Second, it’s an unnecessary mess to worry about and clean up. The last thing you need is to create extra work for yourself.
Third, it is very hard on modern cloth diaper materials. It can be hard on the PUL/TPU and the elastics. For the long-term health of your diapers, store them in a dry pail in between washes.
4. Avoid the Dryer
While it is safe to use the dryer on LOW heat for most cloth diapers, that does have the potential to wear out the PUL and elastics over the course of a couple years. Hang drying your diapers may help prolong their lifespan.
However, you do need to make sure you hang dry diaper materials properly. Many people recommend hanging “hot dog style” because it does not put pressure on the elastics.
If you purchase a system like all-in-twos or prefolds & covers, you can put the inserts in the dryer (the dryer should not negatively impact the natural materials) and hang dry the covers.
5. Purchase a Larger Diaper Stash
If you have more diapers to cycle through, you can do laundry less often, which will also help your diapers hold up better over time. It also saves water and electricity to wash less often. Depending on what style of diaper you are using, you could get 5+ days in one load.
Now, that will not work for ALL diapers. Some diapers are much bulkier and will take up more space in your washing machine. But it could definitely work out for an all-in-two system!
6. Brand Matters
Just as buying high-quality clothes makes them last longer, buying a better brand of cloth diapers will help with longevity, as well. It doesn’t mean these higher quality diapers are immune (because it’s still lots of heavy use!), but they will be able to withstand a little more.
I have seen people in cloth diaper support groups saying they regret purchases of higher-end brands because they feel like Alvas (or other Cheapies) work just as well. It’s hard to argue against people’s personal experiences.
However, I have noticed that many people that say this have not necessarily been cloth diapering for that long (one year or less).

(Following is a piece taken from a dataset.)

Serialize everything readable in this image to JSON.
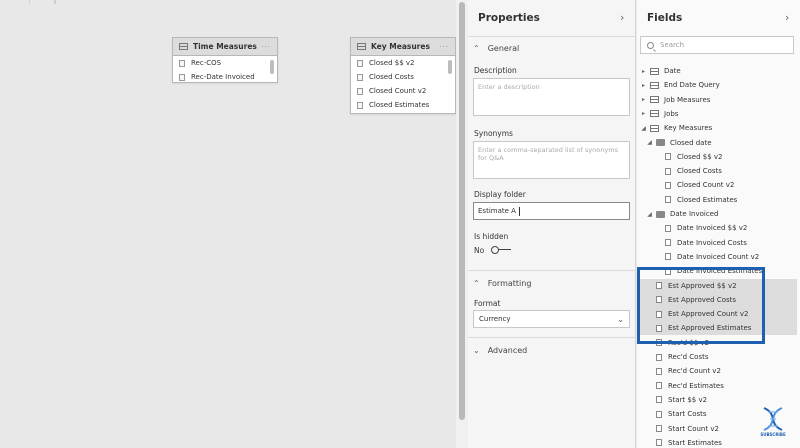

Alva diapers do work, and they are a fabulous option for people on a budget. Same with other cheapies.
I’m not saying don’t buy Alvas if that’s what your budget requires, but I am saying you should be prepared to do some repairs on them, and maybe even purchase more of them down the line.

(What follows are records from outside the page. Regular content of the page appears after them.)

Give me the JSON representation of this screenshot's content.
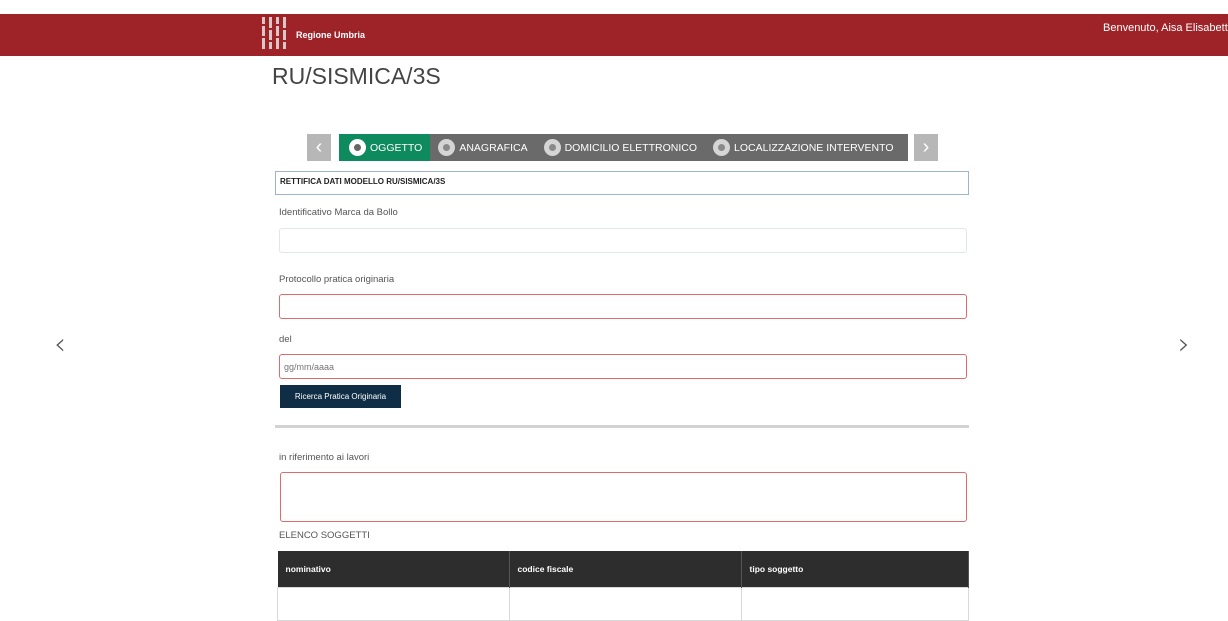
{
  "header": {
    "brand": "Regione Umbria",
    "welcome": "Benvenuto, Aisa Elisabetta"
  },
  "page": {
    "title": "RU/SISMICA/3S"
  },
  "stepper": {
    "prev_icon": "chevron-left-icon",
    "next_icon": "chevron-right-icon",
    "steps": [
      {
        "label": "OGGETTO",
        "active": true
      },
      {
        "label": "ANAGRAFICA",
        "active": false
      },
      {
        "label": "DOMICILIO ELETTRONICO",
        "active": false
      },
      {
        "label": "LOCALIZZAZIONE INTERVENTO",
        "active": false
      }
    ]
  },
  "form": {
    "section_title": "RETTIFICA DATI MODELLO RU/SISMICA/3S",
    "marca_label": "Identificativo Marca da Bollo",
    "marca_value": "",
    "protocollo_label": "Protocollo pratica originaria",
    "protocollo_value": "",
    "del_label": "del",
    "del_placeholder": "gg/mm/aaaa",
    "search_button": "Ricerca Pratica Originaria",
    "lavori_label": "in riferimento ai lavori",
    "soggetti_label": "ELENCO SOGGETTI"
  },
  "table": {
    "headers": [
      "nominativo",
      "codice fiscale",
      "tipo soggetto"
    ]
  },
  "colors": {
    "header_bg": "#9e2328",
    "active_step": "#0e8a5f",
    "button_bg": "#0f2d45",
    "error_border": "#e06b6b"
  }
}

There is nothing wrong with that as long as that is your expectation. But if you want your Alvas to last 5 or 6 years without any sort of repair needed, you will be disappointed. Here you can see my experience with Alvas–again, I think they’re a great budget option!
But you’re not going to get several years of use with no repairs out of them. (I will commend Alva for their elastics, though. I feel like their elastics really are great and withstand heavy use better than many other brands).

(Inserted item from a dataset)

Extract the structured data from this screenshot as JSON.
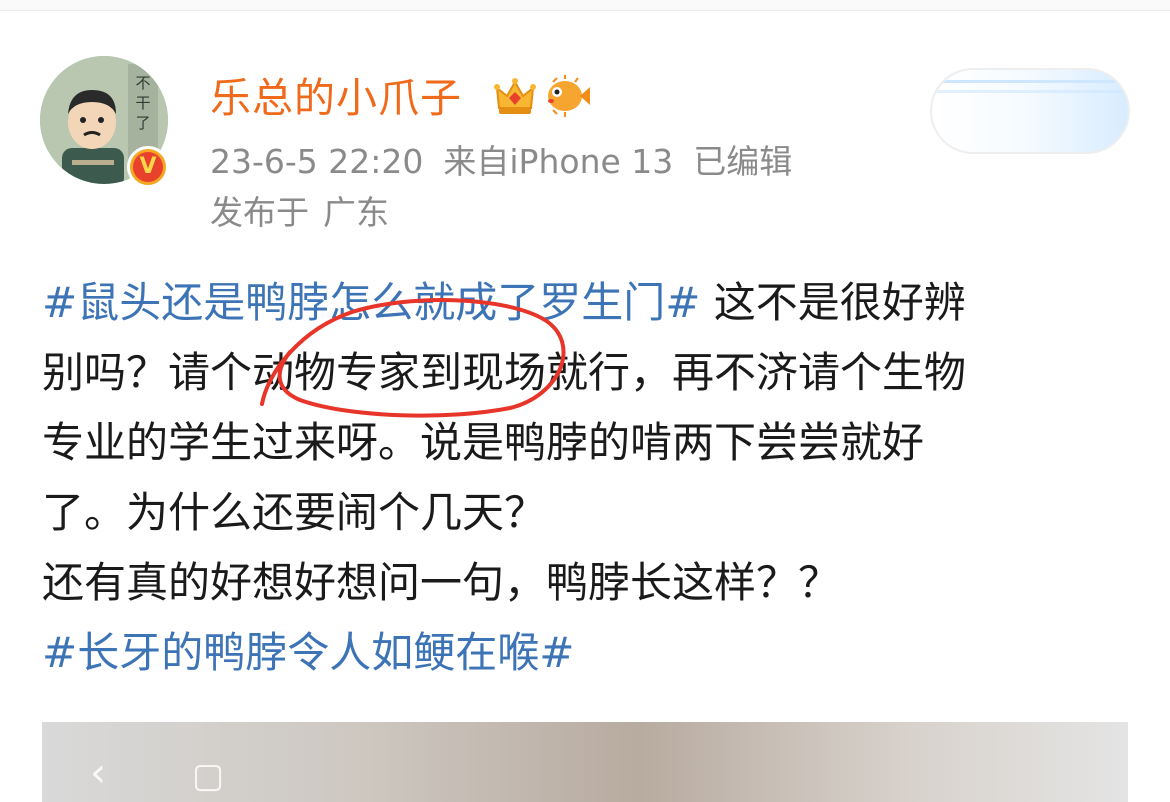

My bumGenius diapers have not needed any repairs in almost 5 years, though the elastic is looser now. My Alvas didn’t even make it a year until they needed to be repaired, and now I need to have a sewing day and repair many of them again. Which brings me to #6…
7. Be Willing To Do Repairs
If you want something to last a long time, you need to be willing to keep up with maintenance, including mending them when necessary. If you notice a seam starting to give out, reinforce it or stitch it back up before the problem gets worse.
Elastics can be replaced on diapers relatively easily, too. You can buy replacement elastic online. Here is a quick tutorial I found on YouTube for putting new elastics in:
It says 5 minutes, so I’m sure that would be 60 minutes for me. 🙂 I have relied on my mom to help me repair diapers in the past, but I have a major goal of becoming more handy with a needle and thread/sewing machine.
Can Cloth Diapers Last Through Multiple Kids?
In short, definitely! But:
- Take care of them following the tips above.
- Have realistic expectations about what “lasting” means…they’re not necessarily going to be as spry as the day you took them out of the package.
- Invest in quality diaper brands made of quality materials.
- Mend them as needed to keep them functioning well.
If you follow my advice, you should have no problem making your diaper stash last for several years.
What brand of cloth diaper has held up well for you over the years? Let me know in the comments!